As I have worked with faith-based organizations for most of the last four decades, I have never witnessed a time when the previously mentioned threats have been more of an urgent reality than they are today. The onslaught against religious organizations and their belief systems is relentless and unfortunately, I see no reason to expect any reprieve.
But I do not believe that these relatively new, 21st Century threats are actually the most worrisome that we face as faith-based ministries. Although I have often been involved in dealing with and combating against all the above issues, it is my strong belief that the greatest threat to our ministries is not new at all—it’s as old as humanity.
We can be our own worst enemies.
It started in the Garden of Eden. Cain and Abel just couldn’t get along and it went horribly sour from there. Ever since, interpersonal conflict has plagued mankind, destroying people, societies, countries, and yes, organizations. It is rare to see government agencies, the media, Hollywood or anyone else cause faith-based organizations to fizzle, dissolve or cease to exist, but I have witnessed countless occurrences of interpersonal conflicts that have brought groups to their knees and even resulted in their demise.

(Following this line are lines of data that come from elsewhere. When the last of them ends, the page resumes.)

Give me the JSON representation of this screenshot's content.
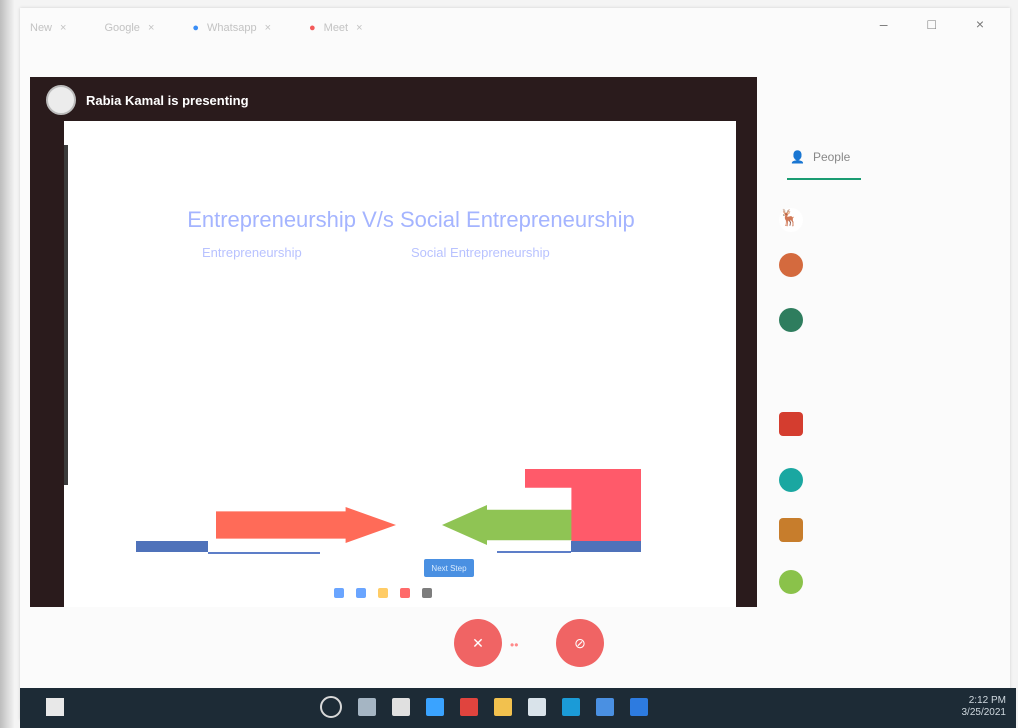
{
  "browser": {
    "tabs": [
      "New",
      "Google",
      "Whatsapp",
      "Meet"
    ],
    "address": "",
    "window_controls": "– □ ×"
  },
  "meeting": {
    "presenter_text": "Rabia Kamal is presenting",
    "slide_title": "Entrepreneurship V/s Social Entrepreneurship",
    "left_heading": "Entrepreneurship",
    "right_heading": "Social Entrepreneurship",
    "next_button": "Next Step"
  },
  "sidebar": {
    "people_tab_label": "People"
  },
  "colors": {
    "presenter_bg": "#2a1b1c",
    "accent_blue": "#4a90e2",
    "accent_green": "#1a9c72",
    "call_red": "#f06464"
  },
  "taskbar": {
    "time": "2:12 PM",
    "date": "3/25/2021"
  }
}
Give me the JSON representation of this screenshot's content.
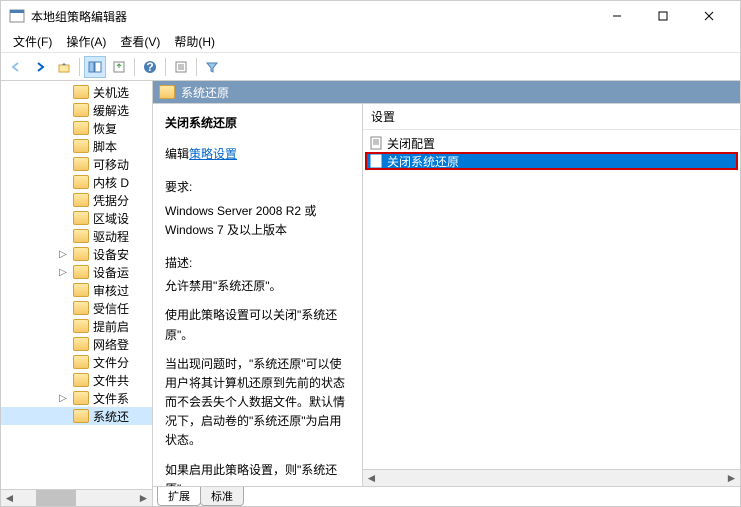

Underground fires are at the heart of the worst kind of organizational meltdowns.
In my world, these interpersonal conflicts are called “underground fires,” a name that comes from fires that can persistently burn underground in my arid Eastern Washington environment.
Underground fires are at the heart of the worst kind of organizational meltdowns. They are ignited by the simplest of sparks. Someone says something that is taken by another differently than was intended—a simple misunderstanding. During a stressful situation, a frustrated employee makes a comment to a co-worker with a bite to it—kinda hurtful. A staff member perceives that another is not pulling her weight—a bitter attitude develops. A promotion that was expected by one is offered to another—jealousy erupts.
These and a basketful of other issues are capable of igniting a fire that can smolder for some time without leadership being aware—thus the name “underground fire.” The underground stage is so dangerous to an organization because of how covert it is.
In the underground stage the sparks of misunderstandings, hurt, bitterness, anger, jealousy, attitudes and more are nurtured into embers that can eventually be fanned into full-blown raging fires bent on destroying the leader.
Extinguishing the underground fires of conflict
Because Hell’s demons are so gifted at side-swiping leaders of faith-based organizations in this manner, it is essential to fully acknowledge the risk and prepare for it. To that end, I offer the following advice.
Although interpersonal conflicts will exist as long as there are humans, they don’t have to erupt into destructive fires. I encourage leaders to trust their instincts. Pay attention to the gentle prodding of the Holy Spirit that something is not right. To extinguish these fires as quickly as possible, I recommend implementing a written conflict resolution policy and strictly enforcing it.
If you are an effective leader of a faith-based organization, it’s just a matter of time before you encounter the spirit whose mission is against your mission, whose ultimate goal is to take you out and destroy your organization. Scripture tells us to not to be unaware of the schemes of the devil. Know thy enemy.
When attempting to mitigate and survive an organizational meltdown, the importance of being rooted in Christ and relationships with advocates cannot be overstated. Don’t ever try to do it alone.
Beth E. Chase has more than 35 years of experience working with faith-based organizations in corporate strategic alignment and preventing, identifying and surviving organizational meltdowns. You can contact her at firstname.lastname@example.org.